- Collection entries

Content starts

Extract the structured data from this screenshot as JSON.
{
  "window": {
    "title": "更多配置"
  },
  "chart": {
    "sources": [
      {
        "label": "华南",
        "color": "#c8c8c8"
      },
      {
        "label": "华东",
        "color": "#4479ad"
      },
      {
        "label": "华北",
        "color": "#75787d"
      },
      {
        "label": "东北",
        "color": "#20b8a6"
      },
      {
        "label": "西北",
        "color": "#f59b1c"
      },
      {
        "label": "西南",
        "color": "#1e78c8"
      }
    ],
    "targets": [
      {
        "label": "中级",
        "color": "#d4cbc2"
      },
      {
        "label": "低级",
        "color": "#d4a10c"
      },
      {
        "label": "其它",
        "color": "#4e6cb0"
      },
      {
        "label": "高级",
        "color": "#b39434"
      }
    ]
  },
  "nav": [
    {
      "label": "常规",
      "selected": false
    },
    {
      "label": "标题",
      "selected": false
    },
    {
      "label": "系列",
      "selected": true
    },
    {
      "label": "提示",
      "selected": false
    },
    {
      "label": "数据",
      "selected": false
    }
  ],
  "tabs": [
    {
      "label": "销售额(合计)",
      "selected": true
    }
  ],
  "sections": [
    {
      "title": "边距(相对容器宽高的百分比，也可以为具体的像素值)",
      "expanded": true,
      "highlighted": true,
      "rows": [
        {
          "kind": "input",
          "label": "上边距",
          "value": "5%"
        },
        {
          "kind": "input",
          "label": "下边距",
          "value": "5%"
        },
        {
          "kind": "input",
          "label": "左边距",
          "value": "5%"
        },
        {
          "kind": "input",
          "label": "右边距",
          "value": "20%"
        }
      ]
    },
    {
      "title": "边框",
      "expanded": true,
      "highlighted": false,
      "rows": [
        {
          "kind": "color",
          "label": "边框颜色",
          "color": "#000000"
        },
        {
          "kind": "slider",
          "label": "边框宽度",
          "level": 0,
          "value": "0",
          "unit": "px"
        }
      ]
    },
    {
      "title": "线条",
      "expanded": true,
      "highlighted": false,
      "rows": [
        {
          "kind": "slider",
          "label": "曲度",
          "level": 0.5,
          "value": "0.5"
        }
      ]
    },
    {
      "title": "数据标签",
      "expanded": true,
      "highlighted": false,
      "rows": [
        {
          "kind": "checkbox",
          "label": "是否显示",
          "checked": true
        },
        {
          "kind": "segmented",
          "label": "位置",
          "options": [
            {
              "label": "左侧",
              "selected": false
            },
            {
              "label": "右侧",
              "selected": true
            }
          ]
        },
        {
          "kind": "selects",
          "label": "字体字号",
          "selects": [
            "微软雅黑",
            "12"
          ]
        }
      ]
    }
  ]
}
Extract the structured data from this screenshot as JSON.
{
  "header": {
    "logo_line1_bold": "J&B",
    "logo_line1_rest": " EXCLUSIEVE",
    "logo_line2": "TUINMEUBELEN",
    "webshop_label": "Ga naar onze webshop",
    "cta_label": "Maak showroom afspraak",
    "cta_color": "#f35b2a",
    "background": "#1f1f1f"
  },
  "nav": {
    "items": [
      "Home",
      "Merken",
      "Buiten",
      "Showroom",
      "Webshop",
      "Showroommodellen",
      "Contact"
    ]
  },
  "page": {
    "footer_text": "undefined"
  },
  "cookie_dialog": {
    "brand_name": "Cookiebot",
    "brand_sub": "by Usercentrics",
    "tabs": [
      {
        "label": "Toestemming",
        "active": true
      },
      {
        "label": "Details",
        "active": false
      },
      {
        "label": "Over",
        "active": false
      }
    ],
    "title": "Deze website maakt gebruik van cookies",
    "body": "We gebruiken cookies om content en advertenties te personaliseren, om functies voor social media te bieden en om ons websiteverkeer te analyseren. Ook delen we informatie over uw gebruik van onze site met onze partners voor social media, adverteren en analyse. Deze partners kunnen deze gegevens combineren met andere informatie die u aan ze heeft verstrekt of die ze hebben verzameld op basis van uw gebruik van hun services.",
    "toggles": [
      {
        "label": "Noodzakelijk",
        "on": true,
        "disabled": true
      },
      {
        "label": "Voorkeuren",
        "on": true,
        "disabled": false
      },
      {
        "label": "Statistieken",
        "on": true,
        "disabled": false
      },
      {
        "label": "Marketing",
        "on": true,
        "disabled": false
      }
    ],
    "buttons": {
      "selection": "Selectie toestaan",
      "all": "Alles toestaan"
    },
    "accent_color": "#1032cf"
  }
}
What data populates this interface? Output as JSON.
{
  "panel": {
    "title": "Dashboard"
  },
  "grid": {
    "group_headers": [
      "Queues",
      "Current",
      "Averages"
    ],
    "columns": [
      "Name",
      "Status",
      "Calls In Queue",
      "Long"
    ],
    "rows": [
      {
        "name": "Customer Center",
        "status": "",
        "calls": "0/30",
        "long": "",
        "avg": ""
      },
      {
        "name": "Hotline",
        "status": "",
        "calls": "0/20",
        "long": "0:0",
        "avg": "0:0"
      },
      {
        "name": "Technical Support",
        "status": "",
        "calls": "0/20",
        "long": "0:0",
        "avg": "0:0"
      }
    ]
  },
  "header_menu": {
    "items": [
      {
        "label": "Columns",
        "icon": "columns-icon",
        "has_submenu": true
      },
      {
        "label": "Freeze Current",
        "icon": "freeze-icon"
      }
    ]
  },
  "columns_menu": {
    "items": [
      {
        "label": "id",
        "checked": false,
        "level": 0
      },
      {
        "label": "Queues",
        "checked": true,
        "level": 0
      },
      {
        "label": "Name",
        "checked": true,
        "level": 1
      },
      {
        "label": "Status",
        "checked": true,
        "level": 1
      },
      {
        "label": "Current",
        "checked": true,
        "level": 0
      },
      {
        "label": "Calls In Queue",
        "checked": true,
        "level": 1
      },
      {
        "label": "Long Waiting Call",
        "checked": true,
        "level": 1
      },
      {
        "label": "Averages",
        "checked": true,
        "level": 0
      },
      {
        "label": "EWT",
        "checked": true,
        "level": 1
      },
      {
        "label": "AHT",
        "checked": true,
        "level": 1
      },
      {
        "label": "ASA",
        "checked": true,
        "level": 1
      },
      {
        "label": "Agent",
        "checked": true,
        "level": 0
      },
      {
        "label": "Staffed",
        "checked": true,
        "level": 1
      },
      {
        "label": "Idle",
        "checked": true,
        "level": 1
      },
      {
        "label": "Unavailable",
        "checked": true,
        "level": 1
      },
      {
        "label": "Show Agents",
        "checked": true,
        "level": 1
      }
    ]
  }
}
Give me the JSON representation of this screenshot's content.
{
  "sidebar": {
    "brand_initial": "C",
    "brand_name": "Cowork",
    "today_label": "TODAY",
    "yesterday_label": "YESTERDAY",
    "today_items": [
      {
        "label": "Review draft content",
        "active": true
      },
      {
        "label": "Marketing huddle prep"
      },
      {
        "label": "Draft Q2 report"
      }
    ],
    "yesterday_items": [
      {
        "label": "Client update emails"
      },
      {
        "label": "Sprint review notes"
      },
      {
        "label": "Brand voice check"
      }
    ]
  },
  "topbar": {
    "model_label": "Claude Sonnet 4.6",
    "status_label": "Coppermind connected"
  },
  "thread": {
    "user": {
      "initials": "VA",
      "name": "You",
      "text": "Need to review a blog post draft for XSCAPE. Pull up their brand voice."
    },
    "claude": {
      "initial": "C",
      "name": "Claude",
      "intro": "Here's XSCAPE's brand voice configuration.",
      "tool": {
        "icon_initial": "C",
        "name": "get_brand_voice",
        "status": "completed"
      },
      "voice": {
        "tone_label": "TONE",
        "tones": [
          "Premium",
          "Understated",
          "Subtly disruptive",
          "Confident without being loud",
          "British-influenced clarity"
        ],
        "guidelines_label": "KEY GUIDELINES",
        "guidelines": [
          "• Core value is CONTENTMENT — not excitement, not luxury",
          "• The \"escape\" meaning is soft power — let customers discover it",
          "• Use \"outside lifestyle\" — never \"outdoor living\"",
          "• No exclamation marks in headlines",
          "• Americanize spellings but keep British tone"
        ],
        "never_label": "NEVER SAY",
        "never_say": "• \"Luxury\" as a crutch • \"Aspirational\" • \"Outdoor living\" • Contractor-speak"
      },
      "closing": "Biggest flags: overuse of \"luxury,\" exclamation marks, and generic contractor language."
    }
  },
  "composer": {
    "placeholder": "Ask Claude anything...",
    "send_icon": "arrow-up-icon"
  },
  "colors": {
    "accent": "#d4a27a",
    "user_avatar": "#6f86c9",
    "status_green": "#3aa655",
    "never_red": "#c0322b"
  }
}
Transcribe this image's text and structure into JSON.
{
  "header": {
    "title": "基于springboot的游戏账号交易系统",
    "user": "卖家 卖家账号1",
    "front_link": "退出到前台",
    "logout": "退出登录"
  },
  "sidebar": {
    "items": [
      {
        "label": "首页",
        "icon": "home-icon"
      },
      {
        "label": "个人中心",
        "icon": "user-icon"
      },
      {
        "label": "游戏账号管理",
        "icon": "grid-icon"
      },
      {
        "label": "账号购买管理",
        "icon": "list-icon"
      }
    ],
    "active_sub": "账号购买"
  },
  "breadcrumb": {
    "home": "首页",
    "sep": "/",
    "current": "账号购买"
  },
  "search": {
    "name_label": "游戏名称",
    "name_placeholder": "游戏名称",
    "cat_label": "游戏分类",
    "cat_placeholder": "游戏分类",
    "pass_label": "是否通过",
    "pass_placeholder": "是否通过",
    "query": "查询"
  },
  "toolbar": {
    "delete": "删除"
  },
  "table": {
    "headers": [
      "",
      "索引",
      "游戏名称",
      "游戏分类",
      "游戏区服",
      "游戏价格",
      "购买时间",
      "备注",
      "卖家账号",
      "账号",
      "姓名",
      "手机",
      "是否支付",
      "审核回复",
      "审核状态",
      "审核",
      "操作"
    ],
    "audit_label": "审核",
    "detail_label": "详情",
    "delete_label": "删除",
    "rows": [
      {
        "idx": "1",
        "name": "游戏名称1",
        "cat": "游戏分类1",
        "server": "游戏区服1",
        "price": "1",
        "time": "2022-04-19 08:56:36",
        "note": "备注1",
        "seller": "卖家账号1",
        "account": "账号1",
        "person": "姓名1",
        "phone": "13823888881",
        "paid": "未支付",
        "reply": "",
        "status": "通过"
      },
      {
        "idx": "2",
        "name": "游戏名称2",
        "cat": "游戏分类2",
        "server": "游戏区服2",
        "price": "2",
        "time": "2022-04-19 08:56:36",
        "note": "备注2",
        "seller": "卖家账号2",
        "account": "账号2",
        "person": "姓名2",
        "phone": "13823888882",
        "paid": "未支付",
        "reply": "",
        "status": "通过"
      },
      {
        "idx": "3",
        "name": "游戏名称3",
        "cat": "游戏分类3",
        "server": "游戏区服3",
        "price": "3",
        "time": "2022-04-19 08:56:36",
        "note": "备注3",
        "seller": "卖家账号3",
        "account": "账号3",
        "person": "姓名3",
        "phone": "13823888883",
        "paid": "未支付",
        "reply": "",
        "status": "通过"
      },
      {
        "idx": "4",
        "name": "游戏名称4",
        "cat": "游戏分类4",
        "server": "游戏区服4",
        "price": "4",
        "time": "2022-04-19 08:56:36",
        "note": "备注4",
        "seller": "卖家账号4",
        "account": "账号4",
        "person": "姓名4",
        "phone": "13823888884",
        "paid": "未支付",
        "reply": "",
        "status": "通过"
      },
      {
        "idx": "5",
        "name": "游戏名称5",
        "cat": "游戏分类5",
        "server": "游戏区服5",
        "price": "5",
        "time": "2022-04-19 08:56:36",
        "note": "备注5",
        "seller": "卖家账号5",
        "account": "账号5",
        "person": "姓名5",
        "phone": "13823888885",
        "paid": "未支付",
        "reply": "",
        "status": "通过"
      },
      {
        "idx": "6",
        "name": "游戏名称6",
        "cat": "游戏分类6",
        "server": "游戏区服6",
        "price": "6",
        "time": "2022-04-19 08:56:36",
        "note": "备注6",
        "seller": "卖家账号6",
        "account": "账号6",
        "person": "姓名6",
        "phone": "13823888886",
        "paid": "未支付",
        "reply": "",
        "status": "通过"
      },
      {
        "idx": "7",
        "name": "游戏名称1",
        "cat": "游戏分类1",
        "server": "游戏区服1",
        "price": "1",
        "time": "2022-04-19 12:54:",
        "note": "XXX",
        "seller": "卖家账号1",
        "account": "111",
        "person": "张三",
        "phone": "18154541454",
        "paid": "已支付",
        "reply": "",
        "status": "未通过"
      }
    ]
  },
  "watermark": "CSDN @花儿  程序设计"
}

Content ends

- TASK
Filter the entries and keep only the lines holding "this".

- OUTPUT
Extract the structured data from this screenshot as JSON.
Extract the structured data from this screenshot as JSON.
What data populates this interface? Output as JSON.
Give me the JSON representation of this screenshot's content.
Transcribe this image's text and structure into JSON.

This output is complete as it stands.